First European ship to reach Australia
A small Dutch ship called the Duyfken entered the pages of Australian history when it became the first European vessel to make a recorded visit to the south land’s shore in 1606.
During this journey, the ship’s captain, Willem Janszoon, and his crew also became the first Europeans to walk on Australian soil and the first to encounter Australian Aborigines. Althogh relations started well, bloody conflict ensued and lives were lost on both sides.
Janszoon mapped about 300km of the Cape York Peninsula’s western coast and in doing so became the first European to start mapping Australia’s coastline.
He was also the first of a small group of Dutch East India employees to map nearly three quarters of Australia’s coastline by the year 1644.
A voyage of discovery
Duyfken started its historic voyage from Banda, Indonesia, on 18 November 1605, sailing east sailing along New Guinea’s south coast before heading south into the middle of the Arafura Sea and then south east.
When Janszoon and his crew next saw land, they would become known as the first known Europeans to sight Australian shores. They anchored at Pennefather River, about 150km south of Cape York, before landing and becoming the first Europeans to walk on Australian soil.
From Pennefather River, Janszoon took the Duyfken south for about 150km to Cape Keerweer (‘Turnabout’), south of Albatross Bay.
The Wik-Mungkan people
At Cape Keerweer, Janszoon and the crew became the first Europeans to make recorded contact with Australian Aborigines, specifically the Wik-Mungkan people.
According to the tribe’s oral history – some of which was committed to a book entitled Mapoon – a crowd of Keerweer people attempted to communicate with the white visitors.
The Dutch indicated they wanted to build a structure. The Wik-Mungkan didn’t object so the crew erected huts and sank a well.
The two peoples worked well together at first. The Europeans gave the locals tobacco, flour and soap. They were happy to received the tobacco, but were unfamiliar with the flour and soap and threw away.
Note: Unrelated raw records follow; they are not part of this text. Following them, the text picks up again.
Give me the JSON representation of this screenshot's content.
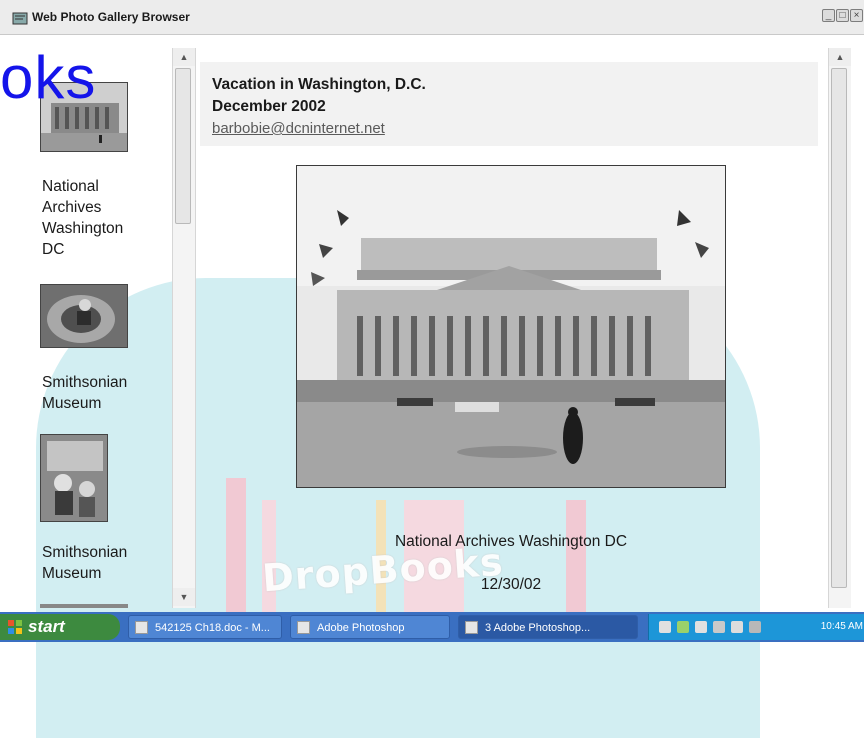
{
  "window": {
    "title": "Web Photo Gallery Browser"
  },
  "watermark": {
    "top_text": "oks",
    "bottom_text": "DropBooks"
  },
  "gallery": {
    "items": [
      {
        "caption_lines": [
          "National",
          "Archives",
          "Washington",
          "DC"
        ]
      },
      {
        "caption_lines": [
          "Smithsonian",
          "Museum"
        ]
      },
      {
        "caption_lines": [
          "Smithsonian",
          "Museum"
        ]
      }
    ]
  },
  "header": {
    "title": "Vacation in Washington, D.C.",
    "date": "December 2002",
    "email": "barbobie@dcninternet.net"
  },
  "photo": {
    "caption": "National Archives Washington DC",
    "date": "12/30/02"
  },
  "taskbar": {
    "start_label": "start",
    "buttons": [
      {
        "label": "542125 Ch18.doc - M..."
      },
      {
        "label": "Adobe Photoshop"
      },
      {
        "label": "3 Adobe Photoshop..."
      }
    ],
    "clock": "10:45 AM"
  }
}
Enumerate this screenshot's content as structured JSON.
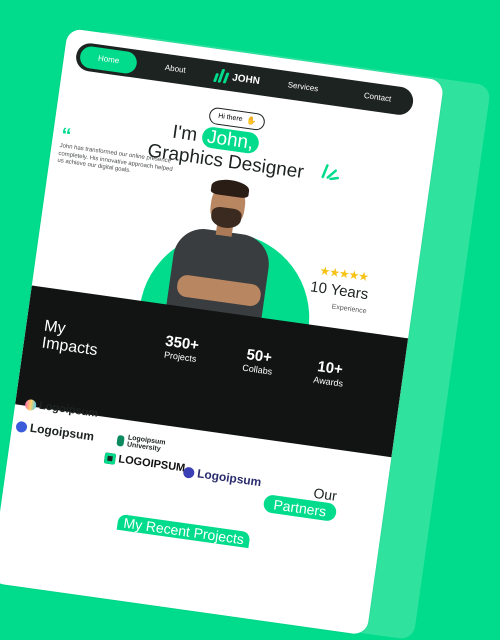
{
  "nav": {
    "home": "Home",
    "about": "About",
    "brand": "JOHN",
    "services": "Services",
    "contact": "Contact"
  },
  "hero": {
    "greeting": "Hi there",
    "intro_prefix": "I'm",
    "name": "John,",
    "role": "Graphics Designer",
    "description": "John has transformed our online presence completely. His innovative approach helped us achieve our digital goals.",
    "years": "10 Years",
    "experience_label": "Experience",
    "rating_stars": 5
  },
  "impact": {
    "title": "My Impacts",
    "stats": [
      {
        "value": "350+",
        "label": "Projects"
      },
      {
        "value": "50+",
        "label": "Collabs"
      },
      {
        "value": "10+",
        "label": "Awards"
      }
    ]
  },
  "partners": {
    "our": "Our",
    "title": "Partners",
    "logos": [
      "Logoipsum",
      "Logoipsum",
      "Logoipsum University",
      "LOGOIPSUM",
      "Logoipsum"
    ]
  },
  "recent": {
    "title": "My Recent Projects"
  },
  "colors": {
    "accent": "#00DC8C",
    "dark": "#111413",
    "star": "#F6C315"
  }
}
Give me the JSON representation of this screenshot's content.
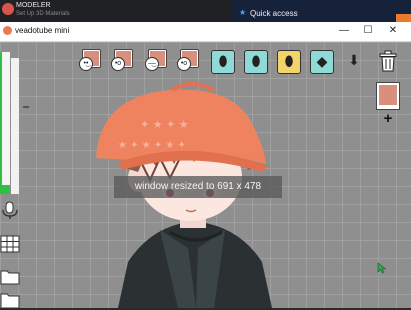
{
  "taskbar": {
    "app_title": "MODELER",
    "app_subtitle": "Set Up 3D Materials",
    "quick_access_label": "Quick access",
    "quick_access_icon": "star-icon"
  },
  "window": {
    "title": "veadotube mini",
    "minimize_glyph": "—",
    "maximize_glyph": "☐",
    "close_glyph": "✕"
  },
  "toolbar": {
    "states": [
      {
        "name": "state-1",
        "face": "•͜•"
      },
      {
        "name": "state-2",
        "face": "•o"
      },
      {
        "name": "state-3",
        "face": "–͜–"
      },
      {
        "name": "state-4",
        "face": "•o"
      }
    ],
    "tools": [
      {
        "name": "avatar-hop-tool",
        "color": "#8fdad6",
        "glyph": "⬮"
      },
      {
        "name": "avatar-shake-tool",
        "color": "#8fdad6",
        "glyph": "⬮"
      },
      {
        "name": "avatar-highlight-tool",
        "color": "#f3d46a",
        "glyph": "⬮"
      },
      {
        "name": "hotkey-tool",
        "color": "#8fdad6",
        "glyph": "◆"
      },
      {
        "name": "import-tool",
        "color": "#ffffff",
        "glyph": "⬇"
      }
    ],
    "delete_icon": "trash-icon",
    "add_glyph": "+"
  },
  "meter": {
    "level": 0.06,
    "threshold": 0.65
  },
  "toast": {
    "text": "window resized to 691 x 478"
  }
}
According to this account, the Dutch took some of the women and forced the men to hunt for them. Eventually a fight broke out, leading the locals to kill some of the Dutch and burn some of their boats. The Dutch are said to have shot dead many of the Wik-Mungkan people before escaping.
After the conflict, Janszoon took the Duyfken back north, mapping the coastline past their original landfall at Pennefather River and all the way to the tip of the Cape York Peninsula.
After leaving the mainland, he kept the Duyfken on a northerly course, sailing past what is now known as Prince of Wales Island and Badu Island, which lies in the middle of Torres Strait.
Not far north of Badu Island, Janszoon’s northerly path was blocked by a vast area of coral reefs he referred to as Vuyle Bancken.
Four hundred years later, Peter Manthorpe, who skippered the Duyfken REPLICA on a re-enactment voyage, wrote of the Vuyle Bancken:
”As he (Janszoon) sailed north, he eventually ran into a vast patch of shallow water devoid of any significant land to take a bearing of, which is marked ‘Vuyle Bancken’ on his chart. I understand this translates as it sounds: Vile Banks. He must have had some miserable days there. On our modern chart the same area is blank of all soundings and the legend reads: ‘Unsurveyed. Mariners attempting to enter this area should proceed with extreme caution as unidentified shoals, reefs and other navigation hazards may exist.’ When (the original) Duyfken encountered these treacherous waters, it marked the end of her voyage of discovery”.
Janszoon then turned the Duyfken west, touching on the south coast of New Guinea before arriving back in Banda in June 1606 via the Aru and Kai Islands.